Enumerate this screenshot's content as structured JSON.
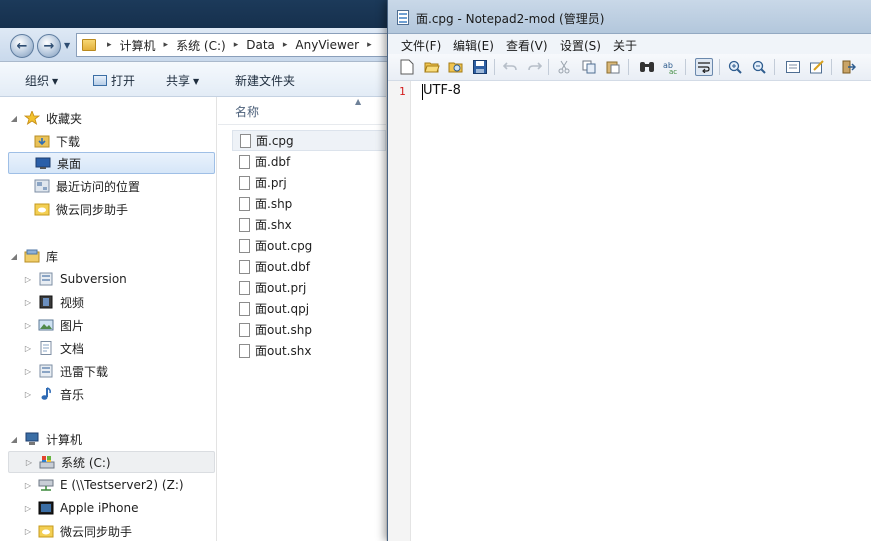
{
  "explorer": {
    "breadcrumbs": [
      "计算机",
      "系统 (C:)",
      "Data",
      "AnyViewer"
    ],
    "toolbar": {
      "organize": "组织",
      "open": "打开",
      "share": "共享",
      "new_folder": "新建文件夹"
    },
    "nav": {
      "favorites": {
        "label": "收藏夹",
        "items": [
          {
            "label": "下载",
            "icon": "download-folder-icon"
          },
          {
            "label": "桌面",
            "icon": "desktop-icon"
          },
          {
            "label": "最近访问的位置",
            "icon": "recent-places-icon"
          },
          {
            "label": "微云同步助手",
            "icon": "weiyun-icon"
          }
        ]
      },
      "libraries": {
        "label": "库",
        "items": [
          {
            "label": "Subversion",
            "icon": "library-icon"
          },
          {
            "label": "视频",
            "icon": "video-icon"
          },
          {
            "label": "图片",
            "icon": "pictures-icon"
          },
          {
            "label": "文档",
            "icon": "documents-icon"
          },
          {
            "label": "迅雷下载",
            "icon": "library-icon"
          },
          {
            "label": "音乐",
            "icon": "music-icon"
          }
        ]
      },
      "computer": {
        "label": "计算机",
        "items": [
          {
            "label": "系统 (C:)",
            "icon": "drive-icon"
          },
          {
            "label": "E (\\\\Testserver2) (Z:)",
            "icon": "network-drive-icon"
          },
          {
            "label": "Apple iPhone",
            "icon": "phone-icon"
          },
          {
            "label": "微云同步助手",
            "icon": "weiyun-icon"
          }
        ]
      }
    },
    "file_list": {
      "column_name": "名称",
      "files": [
        "面.cpg",
        "面.dbf",
        "面.prj",
        "面.shp",
        "面.shx",
        "面out.cpg",
        "面out.dbf",
        "面out.prj",
        "面out.qpj",
        "面out.shp",
        "面out.shx"
      ]
    }
  },
  "notepad": {
    "title": "面.cpg - Notepad2-mod (管理员)",
    "menu": [
      "文件(F)",
      "编辑(E)",
      "查看(V)",
      "设置(S)",
      "关于"
    ],
    "content": {
      "line_number": "1",
      "line_text": "UTF-8"
    }
  },
  "colors": {
    "accent": "#3b6ea5",
    "line_number": "#d31c1c",
    "selection": "#d6e6f8"
  }
}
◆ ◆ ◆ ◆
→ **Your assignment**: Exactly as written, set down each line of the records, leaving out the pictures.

→ **Answer to the problem**:
Enumerate this screenshot's content as structured JSON.
{
  "explorer": {
    "breadcrumbs": [
      "计算机",
      "系统 (C:)",
      "Data",
      "AnyViewer"
    ],
    "toolbar": {
      "organize": "组织",
      "open": "打开",
      "share": "共享",
      "new_folder": "新建文件夹"
    },
    "nav": {
      "favorites": {
        "label": "收藏夹",
        "items": [
          {
            "label": "下载",
            "icon": "download-folder-icon"
          },
          {
            "label": "桌面",
            "icon": "desktop-icon"
          },
          {
            "label": "最近访问的位置",
            "icon": "recent-places-icon"
          },
          {
            "label": "微云同步助手",
            "icon": "weiyun-icon"
          }
        ]
      },
      "libraries": {
        "label": "库",
        "items": [
          {
            "label": "Subversion",
            "icon": "library-icon"
          },
          {
            "label": "视频",
            "icon": "video-icon"
          },
          {
            "label": "图片",
            "icon": "pictures-icon"
          },
          {
            "label": "文档",
            "icon": "documents-icon"
          },
          {
            "label": "迅雷下载",
            "icon": "library-icon"
          },
          {
            "label": "音乐",
            "icon": "music-icon"
          }
        ]
      },
      "computer": {
        "label": "计算机",
        "items": [
          {
            "label": "系统 (C:)",
            "icon": "drive-icon"
          },
          {
            "label": "E (\\\\Testserver2) (Z:)",
            "icon": "network-drive-icon"
          },
          {
            "label": "Apple iPhone",
            "icon": "phone-icon"
          },
          {
            "label": "微云同步助手",
            "icon": "weiyun-icon"
          }
        ]
      }
    },
    "file_list": {
      "column_name": "名称",
      "files": [
        "面.cpg",
        "面.dbf",
        "面.prj",
        "面.shp",
        "面.shx",
        "面out.cpg",
        "面out.dbf",
        "面out.prj",
        "面out.qpj",
        "面out.shp",
        "面out.shx"
      ]
    }
  },
  "notepad": {
    "title": "面.cpg - Notepad2-mod (管理员)",
    "menu": [
      "文件(F)",
      "编辑(E)",
      "查看(V)",
      "设置(S)",
      "关于"
    ],
    "content": {
      "line_number": "1",
      "line_text": "UTF-8"
    }
  },
  "colors": {
    "accent": "#3b6ea5",
    "line_number": "#d31c1c",
    "selection": "#d6e6f8"
  }
}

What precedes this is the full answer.